So really, with mosquitoes and all, there isn't much to see except green: lots of green. If you go, you might want to wait until autumn has had its way with the insects. Even then, I suspect that you would see all that you need to see by walking five to ten minutes in and then turning around and walking back out. I don't see much need to walk the whole circuit.

Indeed, others must share that opinion because I was the lone visitor that morning.


Country Gal said...

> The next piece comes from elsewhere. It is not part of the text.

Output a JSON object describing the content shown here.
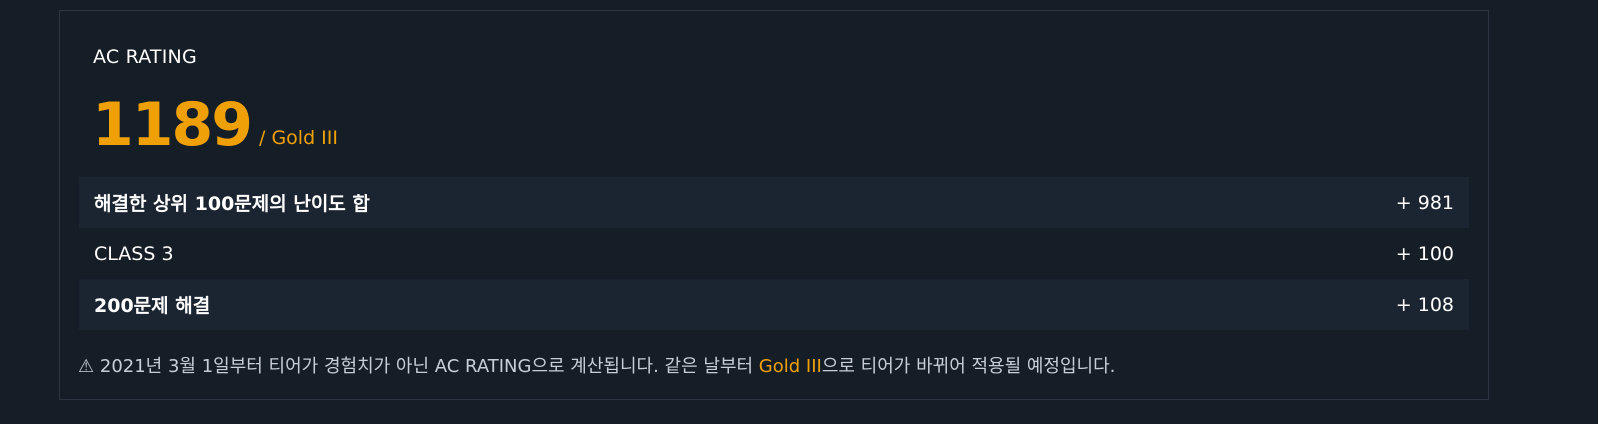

Lovely photos . looks like a wonderful place to hike . When ever I go out in the woods , trails or go swamping I always wear a bug net over my head they have them at the Bass pro shops and they work wonderfully I also wear thin cotton gloves and that all seems to work to keep the skeeters away from biting me I dont use any repellent especially when I have my camera as that stuff can ruin your lenses if any gets in or on them . Thanks for sharing , Have a good day !

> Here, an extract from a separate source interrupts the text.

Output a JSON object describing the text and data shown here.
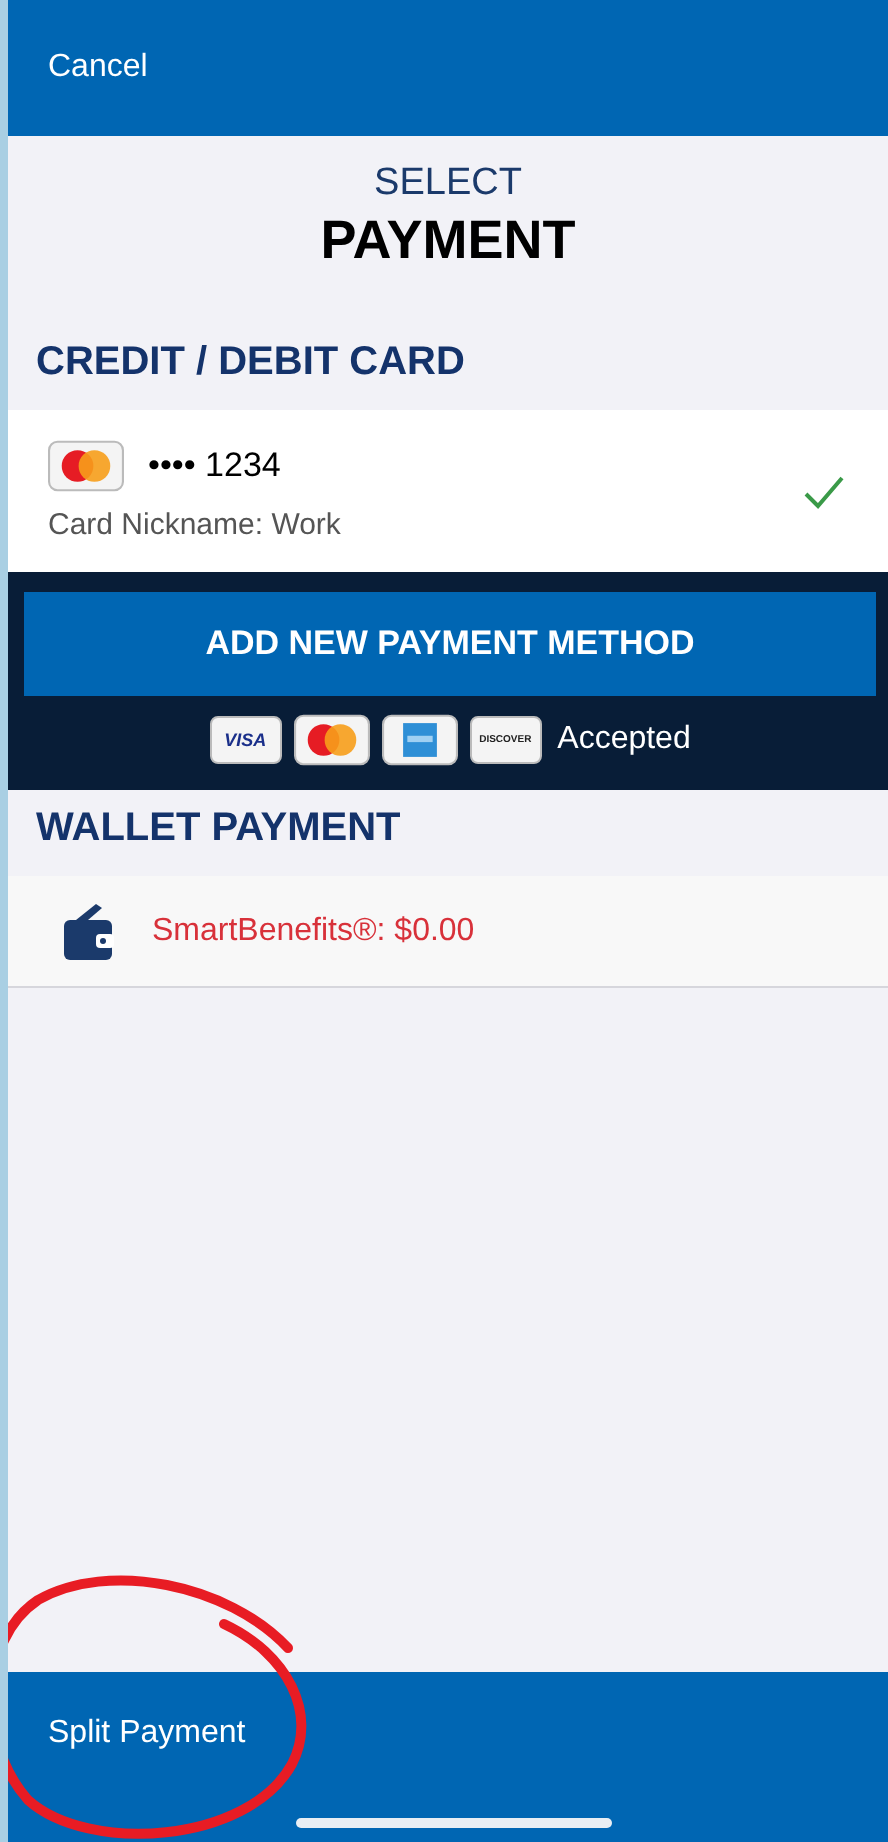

Mara said...

There is a small nature reserve close to where I live and I always expect lots of flowers, but am disappointed every time. Although during the autumn there will be plenty of toadstools!

ADRIAN said...

Some grand shots of green all the same.

Tabor said...

The human eye can see hundreds of shades of green! Marshes are always intriguing to me. Full of life that we fail to see.

Anvilcloud said...

I am sure this is true, Tabor, but when you're confined to a narrow trail and very busy swatting, the vision becomes limited. ;)

Linda Kay said...

John, I would have been bored as well. I like to see something different along the way, and I would Not like to be around all the mosquitoes.

TexWisGirl said...

the marsh is pretty, but immediately i felt and heard the mosquitoes. :)

EG CameraGirl said...

Hmmm. I don't think many marshes are very colourful this early in June. :)) A breezy day is better - less mosquito problems, usually.

Donna said...

And also as you're running from those mosquitoes, flowers rather take second place...Hahaaa
At least you tried. Too bad the woods weren't that fruitful.

Beatrice P. Boyd said...

Perhaps the lack of visitors was due to the mosquitoes being out and bussing about. It truky is no fun walking when yiu are swatting at thise annoying busses.

Lorna Cunningham-Rushton said...

What I got from your post today: reminder about mosquitoes and that beautiful shot of the divided trail. thank you

Susan V. James said...

I entered the Goodwood Trail about 2 pm Monday March 5, 2018, and it was gorgeous, a bit icy in spots and a little marshy in other spots but I had no difficulty traversing the path. I am looking forward to seeing the trail change to the beautiful greens of your photos. I must say though I was actually disappointed in the length of the path, the sign said it would take 1.5 hours but I only took about maybe an hour, I was wondering if I had missed part of the path. The next time I will check out the "Maplewood Trail" (I am sorry I don't remember the proper name). Maybe if I circle around it will be a longer walk. Of course .. no mosquitos today. Hoping I would be allowed to ride my bike on the path, I didn't see a no cycling sign. And next winter I'll definitely cross country ski the path.